» **Work request**:
Lines below that include the word "number" should each be copied.

======== Entries supplied ========

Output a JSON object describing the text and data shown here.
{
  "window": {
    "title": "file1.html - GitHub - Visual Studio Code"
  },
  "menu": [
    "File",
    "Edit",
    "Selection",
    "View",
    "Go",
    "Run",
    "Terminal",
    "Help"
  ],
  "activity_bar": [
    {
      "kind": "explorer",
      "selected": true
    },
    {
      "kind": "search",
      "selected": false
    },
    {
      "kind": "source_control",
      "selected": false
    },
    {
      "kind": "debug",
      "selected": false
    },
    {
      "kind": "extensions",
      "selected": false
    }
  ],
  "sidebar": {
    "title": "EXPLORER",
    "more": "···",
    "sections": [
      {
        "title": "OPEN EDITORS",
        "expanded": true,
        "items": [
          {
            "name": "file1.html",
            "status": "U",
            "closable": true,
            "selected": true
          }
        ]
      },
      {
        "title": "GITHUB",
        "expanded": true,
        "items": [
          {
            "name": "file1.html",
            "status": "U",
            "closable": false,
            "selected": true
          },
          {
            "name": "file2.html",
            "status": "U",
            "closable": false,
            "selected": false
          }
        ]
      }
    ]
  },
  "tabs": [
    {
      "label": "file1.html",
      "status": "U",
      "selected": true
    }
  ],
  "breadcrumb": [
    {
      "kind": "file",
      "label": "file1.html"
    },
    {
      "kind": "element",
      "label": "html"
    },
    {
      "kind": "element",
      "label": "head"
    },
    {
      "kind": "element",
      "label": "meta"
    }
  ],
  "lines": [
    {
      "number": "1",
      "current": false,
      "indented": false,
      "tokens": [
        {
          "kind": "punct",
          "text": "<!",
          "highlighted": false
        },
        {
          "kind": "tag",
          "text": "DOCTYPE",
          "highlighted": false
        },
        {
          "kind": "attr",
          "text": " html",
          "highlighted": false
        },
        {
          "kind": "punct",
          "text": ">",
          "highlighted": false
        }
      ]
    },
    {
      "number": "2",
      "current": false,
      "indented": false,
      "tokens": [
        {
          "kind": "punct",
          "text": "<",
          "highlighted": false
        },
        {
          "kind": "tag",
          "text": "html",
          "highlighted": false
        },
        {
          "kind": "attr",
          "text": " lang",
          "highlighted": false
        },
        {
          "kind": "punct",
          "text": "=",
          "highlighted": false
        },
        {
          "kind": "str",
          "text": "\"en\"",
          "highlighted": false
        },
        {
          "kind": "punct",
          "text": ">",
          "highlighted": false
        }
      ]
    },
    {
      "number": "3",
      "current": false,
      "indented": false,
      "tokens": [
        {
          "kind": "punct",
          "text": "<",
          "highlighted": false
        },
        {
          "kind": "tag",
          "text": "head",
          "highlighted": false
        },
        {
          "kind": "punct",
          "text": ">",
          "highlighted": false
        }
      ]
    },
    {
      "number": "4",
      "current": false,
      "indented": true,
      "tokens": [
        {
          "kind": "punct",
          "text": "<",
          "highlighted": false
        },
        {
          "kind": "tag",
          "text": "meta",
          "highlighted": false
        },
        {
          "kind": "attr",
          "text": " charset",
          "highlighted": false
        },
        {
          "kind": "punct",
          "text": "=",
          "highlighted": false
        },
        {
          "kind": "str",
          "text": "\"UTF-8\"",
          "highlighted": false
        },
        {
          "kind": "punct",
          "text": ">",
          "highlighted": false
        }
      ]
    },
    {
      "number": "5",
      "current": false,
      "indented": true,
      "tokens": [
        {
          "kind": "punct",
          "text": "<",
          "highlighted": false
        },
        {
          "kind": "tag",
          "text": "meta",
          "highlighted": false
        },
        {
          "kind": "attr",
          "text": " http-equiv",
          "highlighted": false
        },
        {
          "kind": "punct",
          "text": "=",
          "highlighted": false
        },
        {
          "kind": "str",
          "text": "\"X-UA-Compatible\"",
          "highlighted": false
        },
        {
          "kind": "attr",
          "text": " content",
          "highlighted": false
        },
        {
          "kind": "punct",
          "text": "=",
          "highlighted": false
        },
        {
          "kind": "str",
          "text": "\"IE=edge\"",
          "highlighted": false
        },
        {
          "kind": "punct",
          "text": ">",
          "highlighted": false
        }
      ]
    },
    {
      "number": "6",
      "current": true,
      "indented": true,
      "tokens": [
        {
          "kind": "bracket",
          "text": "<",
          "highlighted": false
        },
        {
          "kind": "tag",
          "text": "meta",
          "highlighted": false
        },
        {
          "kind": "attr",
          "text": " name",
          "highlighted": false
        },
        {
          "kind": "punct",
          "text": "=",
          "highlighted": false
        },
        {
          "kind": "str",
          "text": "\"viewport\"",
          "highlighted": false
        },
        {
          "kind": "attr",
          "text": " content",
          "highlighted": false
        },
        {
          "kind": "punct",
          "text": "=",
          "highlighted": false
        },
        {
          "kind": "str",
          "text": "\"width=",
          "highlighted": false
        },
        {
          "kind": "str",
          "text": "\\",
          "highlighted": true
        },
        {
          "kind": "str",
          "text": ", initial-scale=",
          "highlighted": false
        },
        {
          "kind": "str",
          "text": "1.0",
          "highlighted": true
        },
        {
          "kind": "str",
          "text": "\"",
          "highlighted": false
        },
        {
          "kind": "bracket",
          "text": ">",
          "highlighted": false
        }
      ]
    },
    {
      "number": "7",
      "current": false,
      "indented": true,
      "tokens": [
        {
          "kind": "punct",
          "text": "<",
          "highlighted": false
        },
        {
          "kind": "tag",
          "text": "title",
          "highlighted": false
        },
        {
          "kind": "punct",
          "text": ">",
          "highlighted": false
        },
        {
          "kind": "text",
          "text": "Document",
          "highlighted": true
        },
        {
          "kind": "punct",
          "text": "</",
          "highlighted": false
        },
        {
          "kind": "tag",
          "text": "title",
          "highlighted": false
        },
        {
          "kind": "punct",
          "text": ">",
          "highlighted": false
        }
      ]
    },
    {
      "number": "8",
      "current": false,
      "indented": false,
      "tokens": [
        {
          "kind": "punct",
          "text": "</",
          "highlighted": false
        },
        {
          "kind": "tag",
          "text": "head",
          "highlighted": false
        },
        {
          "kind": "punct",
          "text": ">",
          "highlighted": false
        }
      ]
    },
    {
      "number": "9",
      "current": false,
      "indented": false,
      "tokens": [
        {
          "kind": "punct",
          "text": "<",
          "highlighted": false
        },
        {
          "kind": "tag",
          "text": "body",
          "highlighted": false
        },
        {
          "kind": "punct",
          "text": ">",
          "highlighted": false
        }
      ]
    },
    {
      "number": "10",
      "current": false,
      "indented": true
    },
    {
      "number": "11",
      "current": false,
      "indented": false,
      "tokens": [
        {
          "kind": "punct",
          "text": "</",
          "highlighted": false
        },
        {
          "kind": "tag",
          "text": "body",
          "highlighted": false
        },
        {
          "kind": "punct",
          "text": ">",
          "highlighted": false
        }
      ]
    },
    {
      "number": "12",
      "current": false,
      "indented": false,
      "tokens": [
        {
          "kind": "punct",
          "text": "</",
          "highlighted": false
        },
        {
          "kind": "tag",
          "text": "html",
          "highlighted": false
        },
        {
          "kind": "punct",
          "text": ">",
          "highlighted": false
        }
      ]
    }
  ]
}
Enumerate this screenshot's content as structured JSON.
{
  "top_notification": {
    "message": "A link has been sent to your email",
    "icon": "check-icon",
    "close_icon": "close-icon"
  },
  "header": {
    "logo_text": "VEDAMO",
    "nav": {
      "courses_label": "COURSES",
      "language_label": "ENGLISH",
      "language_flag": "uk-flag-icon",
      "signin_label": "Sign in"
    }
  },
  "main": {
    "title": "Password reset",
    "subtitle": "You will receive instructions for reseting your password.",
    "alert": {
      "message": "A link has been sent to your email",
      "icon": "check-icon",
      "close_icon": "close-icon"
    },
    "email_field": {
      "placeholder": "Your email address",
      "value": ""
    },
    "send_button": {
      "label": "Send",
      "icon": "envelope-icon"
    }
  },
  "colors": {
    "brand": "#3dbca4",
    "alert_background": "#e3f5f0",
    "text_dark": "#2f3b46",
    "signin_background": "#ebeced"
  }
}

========

» **Exercise answer**:
      "number": "1",
      "number": "2",
      "number": "3",
      "number": "4",
      "number": "5",
      "number": "6",
      "number": "7",
      "number": "8",
      "number": "9",
      "number": "10",
      "number": "11",
      "number": "12",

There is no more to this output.